PROBLEM DESCRIPTION: A line qualifies if it holds the string "label". Copy every qualifying line from the records.

Component data from apps and pages:
+ + + +

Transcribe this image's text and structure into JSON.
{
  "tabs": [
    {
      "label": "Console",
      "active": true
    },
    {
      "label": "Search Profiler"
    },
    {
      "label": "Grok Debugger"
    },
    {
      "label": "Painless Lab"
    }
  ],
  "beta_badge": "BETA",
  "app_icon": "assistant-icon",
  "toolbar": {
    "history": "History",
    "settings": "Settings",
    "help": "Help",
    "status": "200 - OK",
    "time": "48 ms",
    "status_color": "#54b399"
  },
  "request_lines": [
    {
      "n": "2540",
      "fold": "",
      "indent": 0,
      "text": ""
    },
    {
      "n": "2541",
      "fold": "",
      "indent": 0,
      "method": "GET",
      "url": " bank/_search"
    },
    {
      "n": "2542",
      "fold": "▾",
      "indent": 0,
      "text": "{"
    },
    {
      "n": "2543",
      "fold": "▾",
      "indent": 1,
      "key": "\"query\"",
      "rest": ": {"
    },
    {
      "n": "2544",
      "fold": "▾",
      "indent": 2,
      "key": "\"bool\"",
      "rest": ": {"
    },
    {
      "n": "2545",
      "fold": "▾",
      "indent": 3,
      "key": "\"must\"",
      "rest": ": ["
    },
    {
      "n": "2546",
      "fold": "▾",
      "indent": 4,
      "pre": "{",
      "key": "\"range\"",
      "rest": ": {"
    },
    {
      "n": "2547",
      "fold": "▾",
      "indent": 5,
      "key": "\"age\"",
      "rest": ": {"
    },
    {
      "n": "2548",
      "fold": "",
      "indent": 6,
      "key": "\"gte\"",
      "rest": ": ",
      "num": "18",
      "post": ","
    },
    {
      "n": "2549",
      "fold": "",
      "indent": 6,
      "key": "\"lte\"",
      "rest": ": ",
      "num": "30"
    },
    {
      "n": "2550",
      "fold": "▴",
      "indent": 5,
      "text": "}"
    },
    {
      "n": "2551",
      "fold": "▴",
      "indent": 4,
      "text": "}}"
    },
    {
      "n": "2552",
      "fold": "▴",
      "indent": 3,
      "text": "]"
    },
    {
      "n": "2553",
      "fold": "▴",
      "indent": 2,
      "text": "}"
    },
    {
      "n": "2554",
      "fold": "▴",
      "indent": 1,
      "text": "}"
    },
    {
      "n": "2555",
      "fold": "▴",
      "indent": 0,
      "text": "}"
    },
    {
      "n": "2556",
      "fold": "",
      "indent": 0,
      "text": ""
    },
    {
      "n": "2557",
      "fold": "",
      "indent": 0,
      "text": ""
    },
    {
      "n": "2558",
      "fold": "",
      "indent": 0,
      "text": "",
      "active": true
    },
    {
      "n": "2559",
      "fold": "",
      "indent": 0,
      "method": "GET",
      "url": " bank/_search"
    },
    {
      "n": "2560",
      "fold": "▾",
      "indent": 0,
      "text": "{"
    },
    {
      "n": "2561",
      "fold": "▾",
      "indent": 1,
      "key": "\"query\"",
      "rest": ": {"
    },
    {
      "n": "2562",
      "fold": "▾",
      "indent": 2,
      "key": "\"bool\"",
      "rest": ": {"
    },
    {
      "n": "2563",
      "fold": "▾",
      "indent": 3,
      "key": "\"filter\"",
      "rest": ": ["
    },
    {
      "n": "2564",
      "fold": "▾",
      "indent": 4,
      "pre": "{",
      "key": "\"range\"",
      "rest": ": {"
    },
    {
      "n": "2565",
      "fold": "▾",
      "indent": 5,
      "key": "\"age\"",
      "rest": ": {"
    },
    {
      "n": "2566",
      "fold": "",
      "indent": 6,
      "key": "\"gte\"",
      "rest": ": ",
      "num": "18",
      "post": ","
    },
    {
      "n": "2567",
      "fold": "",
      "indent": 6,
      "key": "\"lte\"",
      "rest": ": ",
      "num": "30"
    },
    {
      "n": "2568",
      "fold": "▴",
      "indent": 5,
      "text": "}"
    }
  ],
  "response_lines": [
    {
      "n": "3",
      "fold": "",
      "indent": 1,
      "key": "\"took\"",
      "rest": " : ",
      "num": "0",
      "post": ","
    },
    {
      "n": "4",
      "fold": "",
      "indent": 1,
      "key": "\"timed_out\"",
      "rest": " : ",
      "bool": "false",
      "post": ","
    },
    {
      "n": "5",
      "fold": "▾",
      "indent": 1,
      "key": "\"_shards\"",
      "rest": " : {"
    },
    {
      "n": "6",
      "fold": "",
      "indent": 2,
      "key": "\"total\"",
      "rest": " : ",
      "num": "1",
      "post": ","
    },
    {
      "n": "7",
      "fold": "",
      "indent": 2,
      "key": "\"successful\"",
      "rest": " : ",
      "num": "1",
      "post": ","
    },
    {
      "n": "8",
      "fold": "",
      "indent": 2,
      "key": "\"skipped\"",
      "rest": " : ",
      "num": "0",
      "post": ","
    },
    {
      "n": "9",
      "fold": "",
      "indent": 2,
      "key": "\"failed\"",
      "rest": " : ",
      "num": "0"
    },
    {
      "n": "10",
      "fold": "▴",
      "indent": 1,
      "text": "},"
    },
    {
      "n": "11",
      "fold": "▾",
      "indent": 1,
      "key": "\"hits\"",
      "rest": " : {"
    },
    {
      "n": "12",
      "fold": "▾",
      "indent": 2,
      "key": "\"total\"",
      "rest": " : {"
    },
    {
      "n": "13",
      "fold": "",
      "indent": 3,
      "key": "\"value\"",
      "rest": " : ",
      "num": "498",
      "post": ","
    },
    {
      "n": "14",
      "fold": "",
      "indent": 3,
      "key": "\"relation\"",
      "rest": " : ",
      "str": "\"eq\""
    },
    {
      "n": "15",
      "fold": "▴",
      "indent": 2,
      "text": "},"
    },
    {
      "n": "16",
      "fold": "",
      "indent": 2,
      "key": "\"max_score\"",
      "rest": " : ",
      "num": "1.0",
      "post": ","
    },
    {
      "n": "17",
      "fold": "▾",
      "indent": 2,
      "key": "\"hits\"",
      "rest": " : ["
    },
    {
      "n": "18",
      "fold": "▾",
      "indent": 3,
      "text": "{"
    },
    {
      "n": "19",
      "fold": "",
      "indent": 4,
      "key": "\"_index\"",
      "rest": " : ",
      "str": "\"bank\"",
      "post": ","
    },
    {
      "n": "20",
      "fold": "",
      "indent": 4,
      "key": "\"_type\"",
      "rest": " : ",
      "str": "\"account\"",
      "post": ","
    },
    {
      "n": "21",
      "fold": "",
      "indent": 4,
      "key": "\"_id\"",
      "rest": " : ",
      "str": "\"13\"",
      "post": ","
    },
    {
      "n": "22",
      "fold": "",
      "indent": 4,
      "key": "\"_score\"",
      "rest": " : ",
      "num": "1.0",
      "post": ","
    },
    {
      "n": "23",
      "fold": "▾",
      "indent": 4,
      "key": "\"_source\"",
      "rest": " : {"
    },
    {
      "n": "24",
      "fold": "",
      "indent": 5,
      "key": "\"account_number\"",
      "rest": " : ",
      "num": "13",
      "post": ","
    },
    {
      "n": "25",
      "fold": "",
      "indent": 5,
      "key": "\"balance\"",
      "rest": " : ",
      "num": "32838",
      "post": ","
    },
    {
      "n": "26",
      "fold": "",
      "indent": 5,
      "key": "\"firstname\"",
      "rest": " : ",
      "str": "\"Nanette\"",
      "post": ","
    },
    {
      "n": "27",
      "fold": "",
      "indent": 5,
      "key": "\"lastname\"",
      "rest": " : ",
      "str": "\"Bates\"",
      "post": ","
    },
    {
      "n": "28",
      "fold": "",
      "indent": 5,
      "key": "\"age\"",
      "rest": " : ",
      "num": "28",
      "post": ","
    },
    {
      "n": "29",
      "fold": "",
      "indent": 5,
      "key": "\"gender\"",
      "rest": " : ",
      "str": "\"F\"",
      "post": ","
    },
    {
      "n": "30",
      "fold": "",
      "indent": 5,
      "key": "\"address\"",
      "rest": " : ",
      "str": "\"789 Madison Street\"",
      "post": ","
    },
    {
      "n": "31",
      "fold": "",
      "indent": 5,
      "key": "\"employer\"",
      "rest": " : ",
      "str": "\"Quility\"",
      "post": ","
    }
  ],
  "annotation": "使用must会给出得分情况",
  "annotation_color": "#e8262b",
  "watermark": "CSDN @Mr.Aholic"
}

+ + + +

WRITTEN ANSWER:
      "label": "Console",
      "label": "Search Profiler"
      "label": "Grok Debugger"
      "label": "Painless Lab"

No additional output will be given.